There are approximately 1.6 million drug dependents in the Philippines, with approximately 50% to 90% of them use shabu, or methamphetamine, with shabu sales reaching more than Php 77.76 billion each year. This is according to 2014 reports from PhilNews. British filmmaker Martin Butler even estimated in 2007 that there are almost seven million Filipinos using shabu.
These figures are alarming and gut-wrenching.
Most Filipinos, as with other users the world over, smoke shabu. It can also be snorted, injected or ingested. However users take meth, or shabu, they will find themselves addicted in no time at all. Tolerance increases after each frequent use and greater doses are needed to get the so-called “high”.
Meth is dangerous because it causes numerous physical and psychological damage to the body.
Short-Term Effects Include:
- Dilation of pupils
- Heightened attention and focus, especially on a repetitive task
- Increased energy, decreased fatigue
- Talking excessively
- Feelings of euphoria
- Increased sexuality
- Loss of appetite
- Increased respiration
- Increased body temperature that may cause excessive sweating and even convulsions
- Increased tolerance
- Loss of appetite and desire to sleep
- Sudden weight loss
- Mood swings
- Repetitive motor activity
- Violent behavior causing homicidal or suicidal thoughts
- Loss of interest in social interactions and usual activities
- Inflammation of the heart’s lining leading to hypertension and other cardiovascular problems
- Tremors and facial ticks
- Experiencing “crank bugs” or the feeling of having insects creeping into their skin, causing them to pick on their hands, arms and other body parts, which then causes skin ulcers

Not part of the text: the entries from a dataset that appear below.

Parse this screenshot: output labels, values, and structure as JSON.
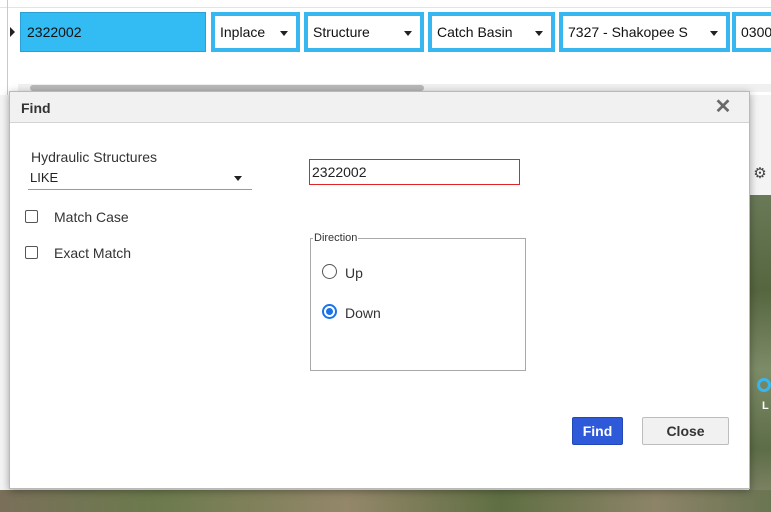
{
  "grid": {
    "selected_row": {
      "id": "2322002",
      "status": "Inplace",
      "class": "Structure",
      "type": "Catch Basin",
      "location": "7327 - Shakopee S",
      "next_value": "0300"
    }
  },
  "map": {
    "tool_icon": "tool-icon",
    "feature_label": "L"
  },
  "dialog": {
    "title": "Find",
    "close_icon": "close-icon",
    "layer_label": "Hydraulic Structures",
    "operator": "LIKE",
    "search_value": "2322002",
    "match_case_label": "Match Case",
    "exact_match_label": "Exact Match",
    "direction_legend": "Direction",
    "direction_options": [
      {
        "label": "Up",
        "selected": false
      },
      {
        "label": "Down",
        "selected": true
      }
    ],
    "find_button": "Find",
    "close_button": "Close",
    "colors": {
      "row_highlight": "#33bbf3",
      "cell_border": "#38b6f0",
      "primary_button": "#2e59d9",
      "input_error_border": "#e0242a",
      "radio_selected": "#1a73e8"
    }
  }
}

- “Meth mouth” or oral-dental problem typical of meth abusers, which causes teeth to eventually fall out in a matter or a few months
What Happens to a Meth User

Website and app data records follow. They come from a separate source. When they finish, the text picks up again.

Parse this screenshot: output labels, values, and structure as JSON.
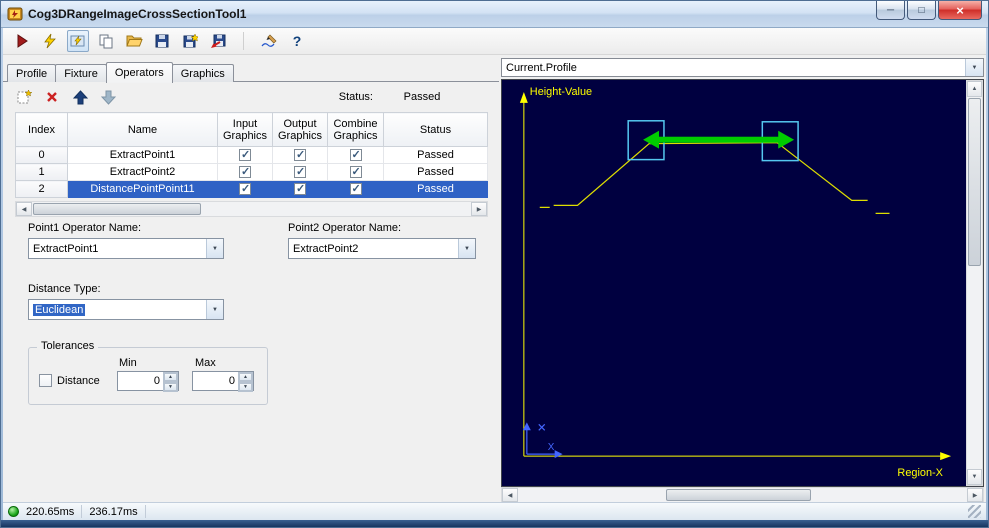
{
  "window": {
    "title": "Cog3DRangeImageCrossSectionTool1",
    "minimize_glyph": "─",
    "maximize_glyph": "□",
    "close_glyph": "×"
  },
  "glyphs": {
    "scroll_up": "▲",
    "scroll_down": "▼",
    "scroll_left": "◀",
    "scroll_right": "▶",
    "combo_arrow": "▼",
    "spin_up": "▲",
    "spin_down": "▼",
    "help": "?"
  },
  "toolbar": {
    "icons": [
      "run-icon",
      "run-electric-icon",
      "electric-display-toggle-icon",
      "copy-icon",
      "open-folder-icon",
      "save-icon",
      "save-image-icon",
      "import-icon",
      "signature-icon",
      "help-icon"
    ]
  },
  "tabs": {
    "active": "Operators",
    "items": [
      {
        "label": "Profile"
      },
      {
        "label": "Fixture"
      },
      {
        "label": "Operators"
      },
      {
        "label": "Graphics"
      }
    ]
  },
  "operators": {
    "status_label": "Status:",
    "status_value": "Passed",
    "table": {
      "columns": [
        "Index",
        "Name",
        "Input Graphics",
        "Output Graphics",
        "Combine Graphics",
        "Status"
      ],
      "rows": [
        {
          "index": "0",
          "name": "ExtractPoint1",
          "input_graphics": true,
          "output_graphics": true,
          "combine_graphics": true,
          "status": "Passed",
          "selected": false
        },
        {
          "index": "1",
          "name": "ExtractPoint2",
          "input_graphics": true,
          "output_graphics": true,
          "combine_graphics": true,
          "status": "Passed",
          "selected": false
        },
        {
          "index": "2",
          "name": "DistancePointPoint11",
          "input_graphics": true,
          "output_graphics": true,
          "combine_graphics": true,
          "status": "Passed",
          "selected": true
        }
      ]
    },
    "point1_label": "Point1 Operator Name:",
    "point1_value": "ExtractPoint1",
    "point2_label": "Point2 Operator Name:",
    "point2_value": "ExtractPoint2",
    "distance_type_label": "Distance Type:",
    "distance_type_value": "Euclidean",
    "tolerances": {
      "title": "Tolerances",
      "min_header": "Min",
      "max_header": "Max",
      "distance_label": "Distance",
      "distance_checked": false,
      "min_value": "0",
      "max_value": "0"
    }
  },
  "graphics": {
    "profile_selector": "Current.Profile",
    "chart": {
      "y_axis_label": "Height-Value",
      "x_axis_label": "Region-X",
      "origin_label": "X",
      "background": "#000040",
      "axis_color": "#ffff00",
      "profile_color": "#dede00",
      "marker_color": "#55c8f0",
      "arrow_color": "#00cc00",
      "mini_axis_color": "#4466ff"
    }
  },
  "status_bar": {
    "time1": "220.65ms",
    "time2": "236.17ms"
  }
}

Having used meth, users may feel its effects for hours. Meth addicts can stay awake and not eat for days. Whether by ingesting, injecting, smoking or inhalation, users will feel a sudden ‘high’, or feeling of euphoria within a few minutes. Afterwards, as this elated feeling wears off, users enter the ‘tweaking’ stage commonly associated with cocky, rowdy, and noisy drunk-like behavior. Others may even feel the inclination towards violence, delusion, and paranoia.

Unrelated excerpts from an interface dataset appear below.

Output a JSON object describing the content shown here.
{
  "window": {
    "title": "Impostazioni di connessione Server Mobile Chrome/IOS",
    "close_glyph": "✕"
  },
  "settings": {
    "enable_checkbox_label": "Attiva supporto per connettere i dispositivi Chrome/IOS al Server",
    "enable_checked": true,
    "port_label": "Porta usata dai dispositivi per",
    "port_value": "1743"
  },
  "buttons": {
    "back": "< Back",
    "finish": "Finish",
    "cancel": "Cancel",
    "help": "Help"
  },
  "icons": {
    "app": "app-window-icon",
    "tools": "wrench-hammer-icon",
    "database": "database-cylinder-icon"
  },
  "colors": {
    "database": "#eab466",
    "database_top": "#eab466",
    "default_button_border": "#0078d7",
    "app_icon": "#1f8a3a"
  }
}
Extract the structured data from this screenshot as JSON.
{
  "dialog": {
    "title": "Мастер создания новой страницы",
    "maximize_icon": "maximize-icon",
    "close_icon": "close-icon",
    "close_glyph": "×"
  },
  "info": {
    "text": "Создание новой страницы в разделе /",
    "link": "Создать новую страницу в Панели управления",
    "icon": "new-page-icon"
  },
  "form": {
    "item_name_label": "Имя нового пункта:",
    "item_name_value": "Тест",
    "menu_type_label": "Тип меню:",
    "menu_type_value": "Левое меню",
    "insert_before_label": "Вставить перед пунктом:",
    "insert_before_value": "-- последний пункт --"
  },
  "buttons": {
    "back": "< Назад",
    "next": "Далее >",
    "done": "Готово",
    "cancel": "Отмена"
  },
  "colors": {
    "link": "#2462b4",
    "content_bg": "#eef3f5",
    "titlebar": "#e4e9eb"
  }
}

After the ‘tweaking’, the ‘crash’ happens, wherein the user feels a strong urge to sleep, even for 24 to 72 hours. For the abusers, they may feel fine and normal in between ‘hits’. However for the addict, they may feel irritability, insomnia, and an uncontrollable urge as they find a way to get their next ‘fix’, which is usually every 3 hours.
Shabu Abuse Patterns
- Casual – These are those who may use meth on occasion, to lose weight, to keep awake, or for any other reason that does not have psychological addiction
- Binge – Intermittent yet heavy use that is already psychologically addicted
- Highly addicted – Intense abusers that continuously seek the quality of their “perfect rush” until they increase their dosage more and more; anyone within this pattern will have a dangerous ‘tweaking’ stage
Shabu’s Philippine History
Methamphetamine has been around since it was first synthesized in Germany in 1887 as phenylisopropylamine, a drug used for many applications ranging from nasal decongestion to depression. Methamphetamine as we know it as a cystal was discovered in Japan in 1919 and was then used to treat narcolepsy and attention disorders. It was also used to treat exogenous obesity. .
World War II came and meth was widely used to keep American men awake and fighting. Come the Vietnam War, it became widely used. When the war was over, meth abuse spread as military surplus became available to everyone in the United States.
It wasn’t until the mid 1980s that meth permeated the Philippine subculture, where meth use was initially confined to the fringe circle composed of the burgis or the artists and showbusiness entertainers. However, in less than two decades, it snaked its way into more subcultures, into rural areas, into academic or collegiate life, and deep into the bowels of poverty and even the most exclusive of executive subdivisions.
Today, shabu addiction does not choose a demographic. From the young teenager, to the sophisticated yuppie, to the jeepney barker to the police officer; male, female, young, old, unemployed, professional, shabu has dramatically and dangerously crept its way into the very reaches of our society–and, based on news reports and research findings, it will not let go of its ever-tightening grasp anytime soon.